Clownsourcing is a method of processing information in order to promote foolishness and manipulate people into bad choices. Unlike the traditional method, in which propaganda is produced by hacks utilizing a certain measure of cleverness and guile, clownsourced information is fashioned to maximise message efficiency out of the very stupidity it is meant to produce.
In clownsourcing a message, the right’s email briefings and action alerts will geyser out allegations and counter-allegations, as they do, and the blogs will roar and fulminate, and the radio and TV talkers will pick it up, such that a mass of online wingnuts will be attracted by the base flattery offered by the message, as per the right’s spite- and self-pity-based messaging system, and will repeat it back and forth in an ecstasy of self-drama, competing to fill in context and details and to create the most emotionally stimulating presentation.
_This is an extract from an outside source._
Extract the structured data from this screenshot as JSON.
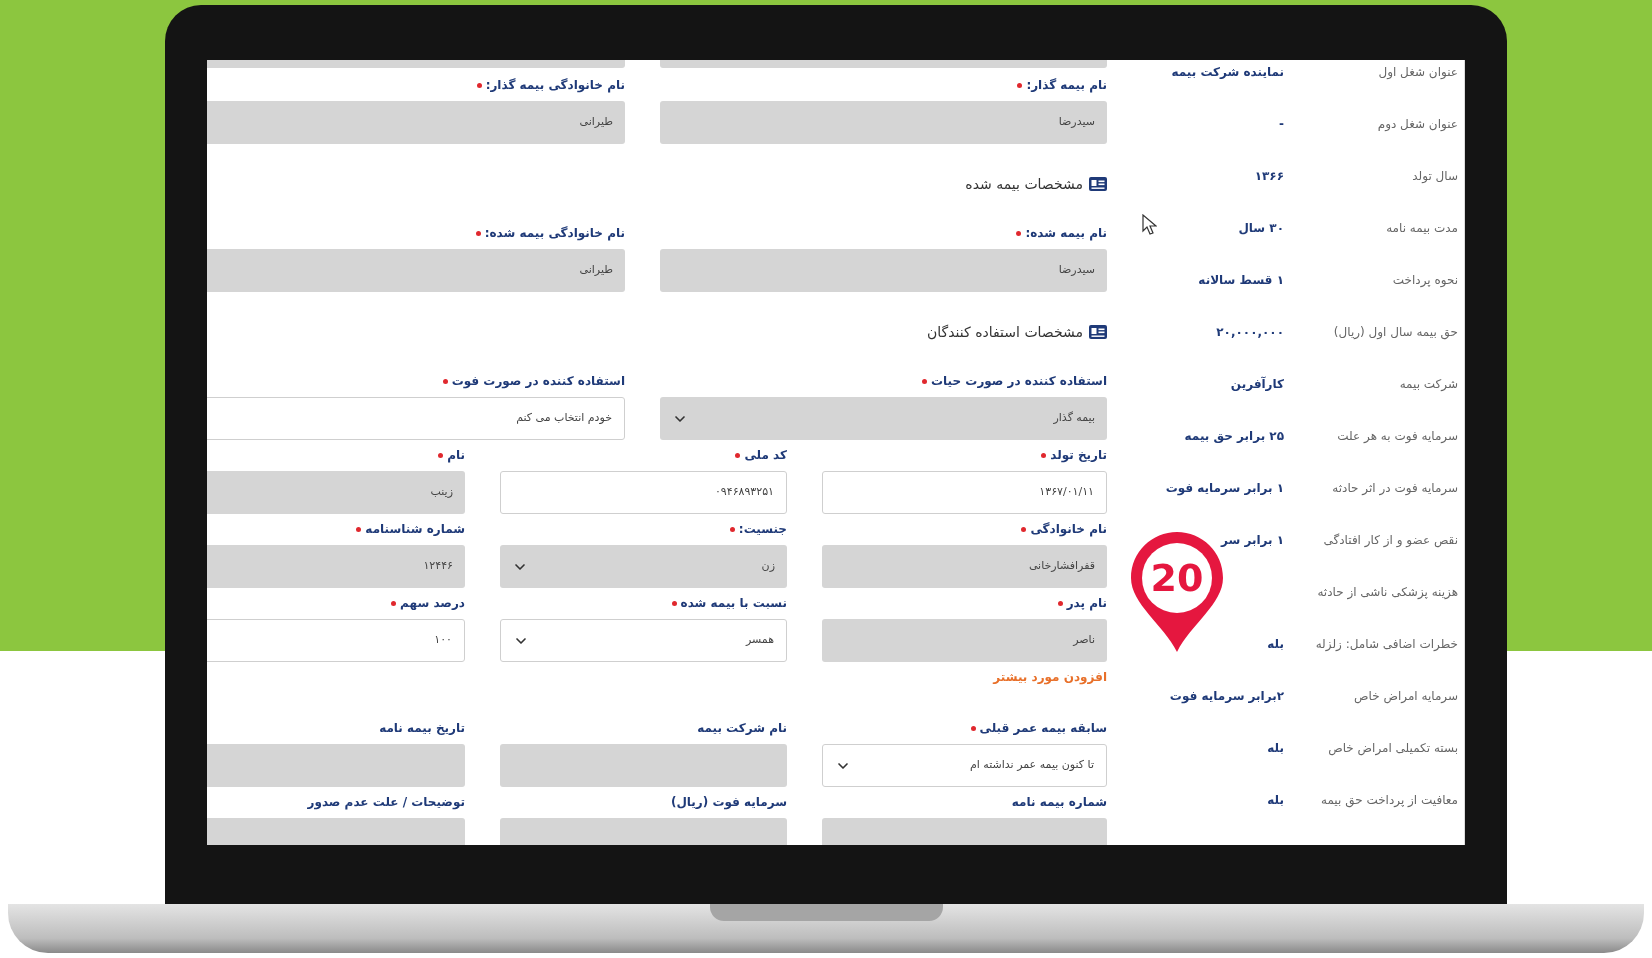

Other diagnostic signs of clownsourcing are an embedded sense that the right or one of its surrogate identities (‘parents,’ ‘the military,’ ‘Americans,’ etc.) is under some kind of unfair assault, but that a blow for victory has been struck; allegations that someone or something ‘equals bad’ (e.g. that Barack Obama ‘is a communist’) absent any evidence of wrongdoing; and reports of controversies ‘erupting’ that involve any of the right’s usual idées fixes where the conflict is purely symbolic — i.e., where the disputed point ‘makes it seem’ or ’sends a message’ — and the solution is obscure or ever-receding (e.g., ‘making a stand against foreign extremism,’ ‘healing the rifts of the turbulent ’60s’).
See also here.